According to Declan Kiberd, “the Wildean moment is that at which all opposites are transcended” (Inventing Ireland 41), and, in the prose-poem “The Doer of Good”, this collapse of antitheses is revealed as fundamental to Wilde’s critique of Victorian social norms. Wilde’s critique is grounded in an understanding that Victorian selfhood is founded on differentiation between self and other, and, as Kiberd argues, that this “manic Victorian urge to antithesis, an antithesis not only between all things English and Irish but also between male and female, master and servant, good and evil, and so on” (Inventing Ireland 38) belies the fact that “the Victorian Englishman continued to attribute to the Irish all those emotions and impulses that his strict code had led him to deny himself” (“London Exiles” 374). As per Wilde’s claim that Victorian rule over Ireland was characterised by “a stupidity that is aggravated by good intentions” (Inventing Ireland 37), “The Doer of Good” casts the sanctimonious Victorian as a would-be Christ figure confounded by the realisation that his “healing” of the afflicted has led them not down the straight and narrow path of his design, but rather to a bacchanalian celebration of their newfound life. This carnivalesque public undermines the sanctified “myth of an unspoilt peasantry”, which, as Kiberd points out, was “a convenient means of emotional absolution from guilt in a society for which natural instinct was often tantamount to a vice” (Inventing Ireland 43).

Wilde, up to no good presumably

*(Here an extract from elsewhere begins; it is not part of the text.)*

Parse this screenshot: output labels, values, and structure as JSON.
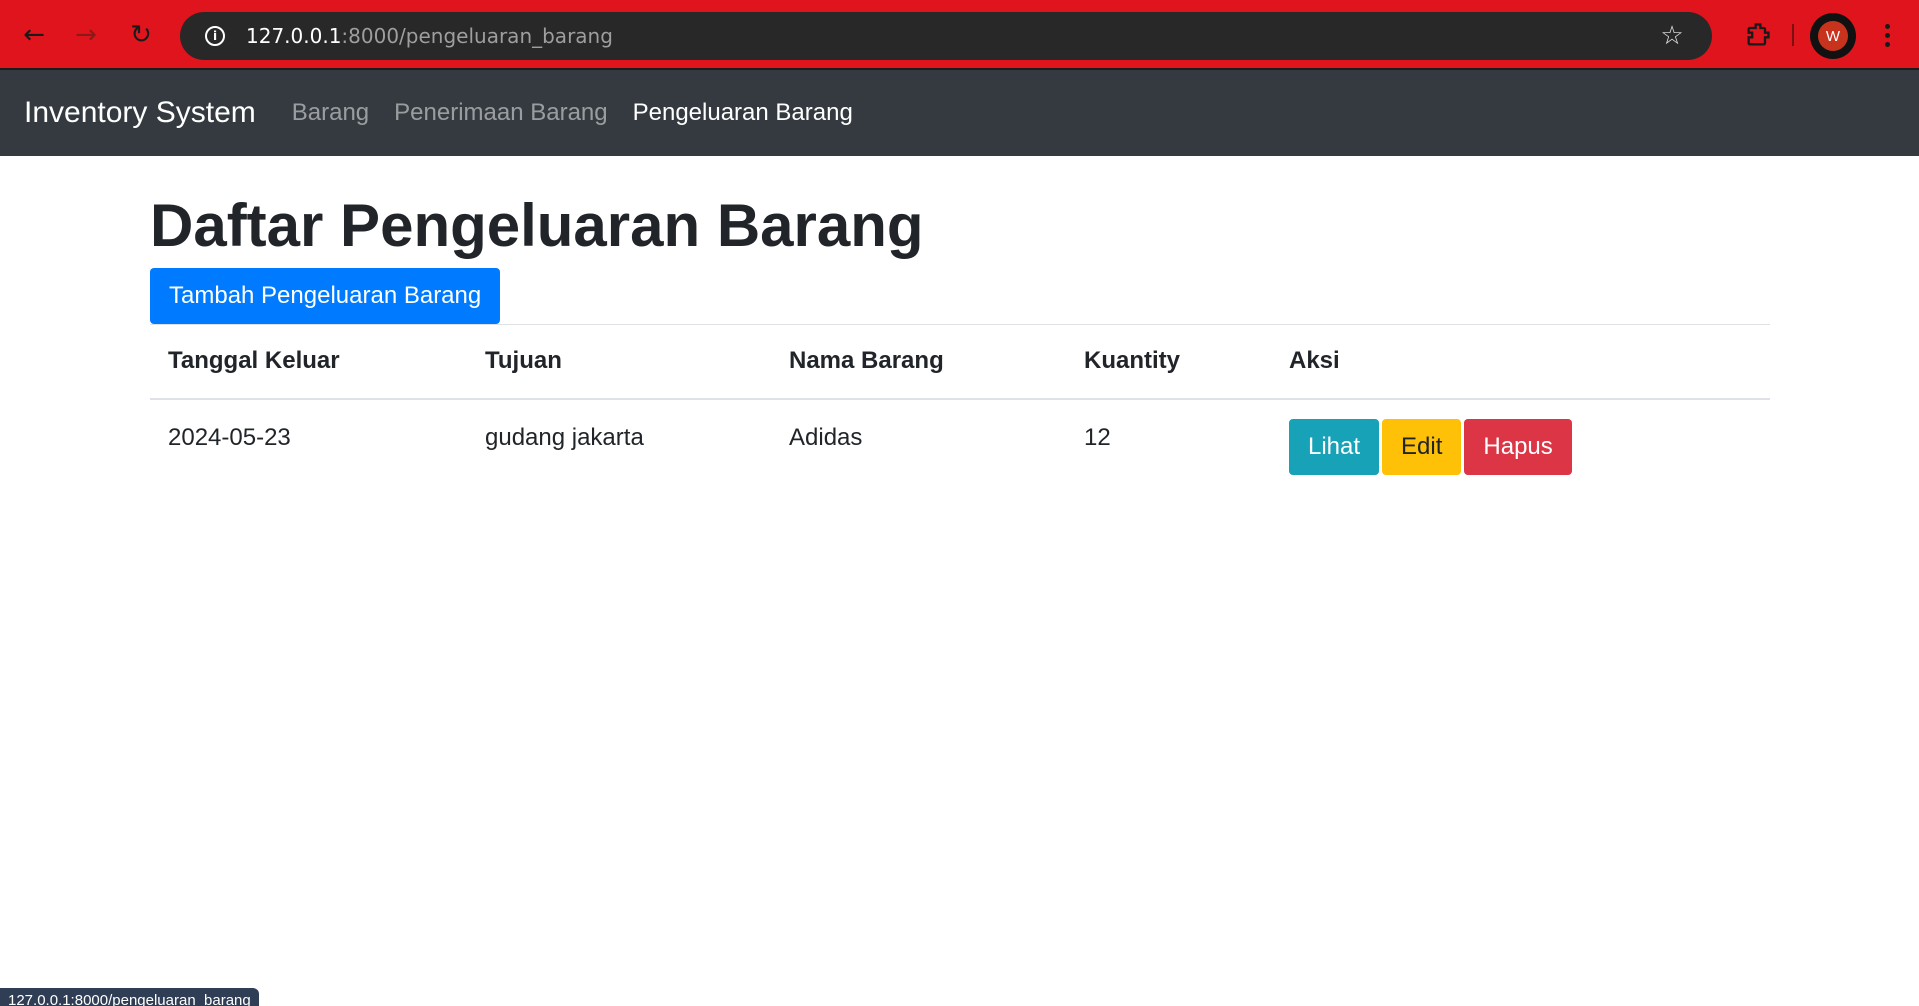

In the same fashion, the figure of the virtuous female, with “the fair face of an idol”, reclaims her sexual autonomy through her assertion that, if sins can be forgiven, then hedonistic pursuit of pleasure is the natural path to choose. The virgin’s lust equals that of he who lusts after her, and this revelation dissolves strict behavioural divisions between the sexes imposed by Victorian society, an unnatural separation which Wilde viewed with “profound scorn” (Inventing Ireland 39). And while the poem is clearly couched in explicitly Christian terms, Wilde’s critique does not simply address a divide between Protestantism and Catholicism, but rather the broader notion of “the elect and the damned”, an affront to Wilde’s “radical autonomy of the self” which had taken equal hold in secular Freudian and Marxist lines of thought (Inventing Ireland 40).

Instead, through “the art of elegant inversion” (Inventing Ireland 35), damnation for Wilde consists of a society which can only exist through a perpetual denial of its natural selfhood, where, like the Christ of “The Doer of Good”, “the only real fool is the conventionally ‘sincere’ man who fails to see that he, too, is wearing a mask, the mask of sincerity” (Inventing Ireland 38).

Works Cited

Kiberd, Declan. Inventing Ireland. Harvard UP, 1995.

— “The London Exiles: Wilde and Shaw”. The Field Day Anthology of Irish Writing, vol. 2, edited by Seamus Deane, Field Day Publications, 1990, pp. 372-76.

Wilde, Oscar. “The Doer of Good”. The Complete Works of Oscar Wilde, HarperCollins, 2003, pp. 900-01.